Do you know what to do if your dog or cat runs away? Sooner or later, it happens to all of us. You open the door and your sweet little pup or quick-pawed cat hightails it out of the house. They may enjoy a sudden burst of freedom, but we know the world can be a dangerous place for a domestic animal and a sense of urgency dictates that we act quickly to help bring them home safely.
A few years ago, my beloved Shih Tzu, Tasha, slipped out the front door during a friend's visit. I was frantic that she couldn't fend for herself or brave the cold rain of the night. Here's what I did:
Start Searching Immediately
The most important thing you can do when your pet runs away is to start searching for it immediately - before they wander too far or into harms way. I didn't wait and see if Tasha would come home; I gathered a group of family and friends and we canvassed the neighborhood in all directions.
Bring a Bribe
Before I left the house, I made sure I brought a bribe to entice my dog. I walked through the neighborhood, calling her name and shaking a box of treats. Any familiar sound or favorite toy can be offered as an incentive for your pet to come to you.
Post Pictures within Two Hours
So no time was lost, I asked my daughter to stay behind and turn a current photo of Tasha into a "Lost Dog" poster. Posting within the first two hours is important. Include a picture, the pet's name, color and size, the day they got loose and your contact number. I also included the word "REWARD" on my posters.

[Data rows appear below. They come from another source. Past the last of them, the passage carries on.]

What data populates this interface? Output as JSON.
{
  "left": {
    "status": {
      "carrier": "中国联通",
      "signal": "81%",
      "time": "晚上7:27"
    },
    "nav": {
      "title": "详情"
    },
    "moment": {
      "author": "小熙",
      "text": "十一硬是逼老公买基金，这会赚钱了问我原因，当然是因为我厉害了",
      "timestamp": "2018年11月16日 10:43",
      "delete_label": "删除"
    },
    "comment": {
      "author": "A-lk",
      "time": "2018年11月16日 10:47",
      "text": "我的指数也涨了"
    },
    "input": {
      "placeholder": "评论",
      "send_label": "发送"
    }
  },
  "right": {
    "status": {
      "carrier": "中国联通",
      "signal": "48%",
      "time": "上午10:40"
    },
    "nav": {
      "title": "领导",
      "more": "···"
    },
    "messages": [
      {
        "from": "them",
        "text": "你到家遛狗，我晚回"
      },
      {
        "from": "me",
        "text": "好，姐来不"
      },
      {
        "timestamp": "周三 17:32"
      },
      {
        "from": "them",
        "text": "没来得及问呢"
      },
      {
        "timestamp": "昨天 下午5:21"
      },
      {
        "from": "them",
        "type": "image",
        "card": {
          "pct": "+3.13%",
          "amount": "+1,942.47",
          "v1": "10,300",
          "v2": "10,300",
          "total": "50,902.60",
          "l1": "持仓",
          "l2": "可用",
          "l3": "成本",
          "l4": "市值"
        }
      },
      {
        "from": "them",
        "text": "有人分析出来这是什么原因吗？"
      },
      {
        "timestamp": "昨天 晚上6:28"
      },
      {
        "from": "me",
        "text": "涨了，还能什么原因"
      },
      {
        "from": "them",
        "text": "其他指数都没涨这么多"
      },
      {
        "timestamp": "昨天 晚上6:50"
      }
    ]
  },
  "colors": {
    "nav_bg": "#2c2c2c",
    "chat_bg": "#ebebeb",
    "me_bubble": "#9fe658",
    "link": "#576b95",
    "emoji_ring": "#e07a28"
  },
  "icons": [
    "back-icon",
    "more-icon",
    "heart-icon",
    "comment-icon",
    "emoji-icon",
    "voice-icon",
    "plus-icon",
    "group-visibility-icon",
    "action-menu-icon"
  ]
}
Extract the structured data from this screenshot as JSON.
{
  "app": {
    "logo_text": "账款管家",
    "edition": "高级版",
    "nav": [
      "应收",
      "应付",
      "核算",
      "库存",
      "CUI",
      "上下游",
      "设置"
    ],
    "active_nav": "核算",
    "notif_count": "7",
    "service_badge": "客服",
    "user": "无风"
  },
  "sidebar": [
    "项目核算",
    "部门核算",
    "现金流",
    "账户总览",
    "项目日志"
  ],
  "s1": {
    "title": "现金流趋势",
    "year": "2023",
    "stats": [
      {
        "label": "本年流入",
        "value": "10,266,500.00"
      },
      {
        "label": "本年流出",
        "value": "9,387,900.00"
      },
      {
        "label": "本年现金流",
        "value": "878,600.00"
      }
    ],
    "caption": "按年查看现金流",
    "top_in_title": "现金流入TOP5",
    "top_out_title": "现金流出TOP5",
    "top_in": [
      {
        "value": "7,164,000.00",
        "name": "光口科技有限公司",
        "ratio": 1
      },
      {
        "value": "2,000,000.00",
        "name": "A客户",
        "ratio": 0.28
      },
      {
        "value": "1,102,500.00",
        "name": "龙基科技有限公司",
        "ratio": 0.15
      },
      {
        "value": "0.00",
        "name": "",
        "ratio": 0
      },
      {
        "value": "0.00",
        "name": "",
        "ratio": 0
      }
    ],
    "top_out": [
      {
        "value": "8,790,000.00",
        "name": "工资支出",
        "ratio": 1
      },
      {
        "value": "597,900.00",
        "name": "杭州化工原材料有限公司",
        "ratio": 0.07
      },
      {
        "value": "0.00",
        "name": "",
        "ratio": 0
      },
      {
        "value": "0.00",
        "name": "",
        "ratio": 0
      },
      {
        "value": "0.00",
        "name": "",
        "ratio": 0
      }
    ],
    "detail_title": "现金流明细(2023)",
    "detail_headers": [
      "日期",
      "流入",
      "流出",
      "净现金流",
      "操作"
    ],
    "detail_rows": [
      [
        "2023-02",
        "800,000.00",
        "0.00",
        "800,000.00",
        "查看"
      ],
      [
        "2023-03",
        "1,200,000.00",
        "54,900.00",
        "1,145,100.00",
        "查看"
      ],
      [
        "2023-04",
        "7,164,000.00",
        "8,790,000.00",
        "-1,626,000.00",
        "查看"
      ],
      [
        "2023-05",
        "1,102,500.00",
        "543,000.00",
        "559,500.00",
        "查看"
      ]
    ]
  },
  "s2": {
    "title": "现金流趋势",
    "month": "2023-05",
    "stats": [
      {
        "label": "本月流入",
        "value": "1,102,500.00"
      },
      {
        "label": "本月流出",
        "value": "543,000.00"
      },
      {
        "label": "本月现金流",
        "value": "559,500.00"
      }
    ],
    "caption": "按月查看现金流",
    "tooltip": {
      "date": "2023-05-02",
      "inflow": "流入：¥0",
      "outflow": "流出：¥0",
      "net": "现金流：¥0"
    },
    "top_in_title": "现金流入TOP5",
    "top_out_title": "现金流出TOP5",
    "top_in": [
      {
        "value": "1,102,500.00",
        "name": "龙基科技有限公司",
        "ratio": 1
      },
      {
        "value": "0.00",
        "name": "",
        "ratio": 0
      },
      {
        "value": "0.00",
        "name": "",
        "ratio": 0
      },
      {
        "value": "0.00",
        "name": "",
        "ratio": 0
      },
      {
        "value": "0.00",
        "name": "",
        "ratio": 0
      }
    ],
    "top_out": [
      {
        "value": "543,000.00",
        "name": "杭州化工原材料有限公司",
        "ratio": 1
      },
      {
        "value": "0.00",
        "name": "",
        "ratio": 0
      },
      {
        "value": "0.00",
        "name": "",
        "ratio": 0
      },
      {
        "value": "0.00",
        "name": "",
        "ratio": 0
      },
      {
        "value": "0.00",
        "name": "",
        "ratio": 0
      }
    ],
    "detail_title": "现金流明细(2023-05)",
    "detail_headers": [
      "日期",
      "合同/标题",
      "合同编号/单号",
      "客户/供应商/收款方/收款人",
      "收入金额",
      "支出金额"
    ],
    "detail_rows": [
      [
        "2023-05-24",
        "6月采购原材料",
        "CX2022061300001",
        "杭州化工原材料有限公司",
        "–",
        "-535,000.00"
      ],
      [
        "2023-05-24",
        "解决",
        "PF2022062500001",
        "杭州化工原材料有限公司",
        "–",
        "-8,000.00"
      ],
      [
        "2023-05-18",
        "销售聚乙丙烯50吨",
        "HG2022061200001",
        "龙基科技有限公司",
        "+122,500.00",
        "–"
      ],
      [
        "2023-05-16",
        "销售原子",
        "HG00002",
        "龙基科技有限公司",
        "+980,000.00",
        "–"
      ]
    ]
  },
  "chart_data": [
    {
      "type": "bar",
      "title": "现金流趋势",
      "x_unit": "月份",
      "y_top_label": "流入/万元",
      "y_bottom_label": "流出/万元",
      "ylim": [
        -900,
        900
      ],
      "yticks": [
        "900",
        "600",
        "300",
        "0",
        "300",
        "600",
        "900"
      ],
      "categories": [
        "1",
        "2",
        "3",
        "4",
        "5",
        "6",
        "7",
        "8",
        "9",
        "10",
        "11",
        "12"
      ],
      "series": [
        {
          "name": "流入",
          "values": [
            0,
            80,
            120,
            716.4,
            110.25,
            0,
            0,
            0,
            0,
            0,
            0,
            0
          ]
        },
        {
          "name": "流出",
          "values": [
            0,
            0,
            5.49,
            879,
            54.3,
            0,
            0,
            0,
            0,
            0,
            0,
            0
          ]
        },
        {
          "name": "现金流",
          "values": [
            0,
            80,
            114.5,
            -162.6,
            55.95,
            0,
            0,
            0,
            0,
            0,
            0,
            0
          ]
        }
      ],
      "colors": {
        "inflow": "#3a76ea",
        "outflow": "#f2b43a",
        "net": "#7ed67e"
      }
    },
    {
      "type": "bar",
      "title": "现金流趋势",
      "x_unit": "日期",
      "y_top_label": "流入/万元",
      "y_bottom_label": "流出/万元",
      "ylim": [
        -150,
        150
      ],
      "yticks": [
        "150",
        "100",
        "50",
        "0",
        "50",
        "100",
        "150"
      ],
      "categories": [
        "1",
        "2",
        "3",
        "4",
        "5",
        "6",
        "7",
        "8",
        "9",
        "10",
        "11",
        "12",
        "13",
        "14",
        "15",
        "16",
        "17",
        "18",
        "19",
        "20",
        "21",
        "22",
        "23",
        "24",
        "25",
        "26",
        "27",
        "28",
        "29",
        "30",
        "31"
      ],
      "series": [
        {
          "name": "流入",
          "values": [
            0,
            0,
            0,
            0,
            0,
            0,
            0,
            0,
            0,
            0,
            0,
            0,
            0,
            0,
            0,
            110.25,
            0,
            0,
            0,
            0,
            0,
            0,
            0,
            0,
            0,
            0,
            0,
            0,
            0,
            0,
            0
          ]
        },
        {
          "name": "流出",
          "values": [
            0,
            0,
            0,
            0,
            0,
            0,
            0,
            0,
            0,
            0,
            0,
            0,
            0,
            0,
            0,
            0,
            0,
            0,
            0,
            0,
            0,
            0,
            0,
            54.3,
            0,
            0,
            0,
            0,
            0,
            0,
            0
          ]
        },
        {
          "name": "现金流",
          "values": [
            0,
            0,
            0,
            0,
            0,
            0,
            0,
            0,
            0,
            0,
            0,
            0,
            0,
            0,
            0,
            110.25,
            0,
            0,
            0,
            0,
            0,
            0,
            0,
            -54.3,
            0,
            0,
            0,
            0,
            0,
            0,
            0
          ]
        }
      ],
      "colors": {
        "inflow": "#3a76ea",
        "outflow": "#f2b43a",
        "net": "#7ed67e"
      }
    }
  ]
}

Contact Shelters and Services
After the first two hours, I began calling local shelters. I also called the local radio station and asked that they make mention of our search.
Heartbroken, I fell asleep with tears in my eyes on the night Tasha went missing. On the way to work the next day, I got a call on my cell phone. It was a young mom, two blocks from my home. She had seen Tasha running down the street - cold, wet and frightened - and she brought her home. When she saw the posters in the morning, she called immediately.
The reunion with my beloved pet was tearful. I was so happy to see her. The young mom and little daughter opened the door and handed me a wagging-tail pup. When I went to write the woman a $100 reward check, she shyly declined. I asked her to consider it a gift from Tasha to her daughter for keeping her safe overnight and she agreed. Little did she know, I would have paid 10 times that amount to have my baby safe and sound in my arms once again.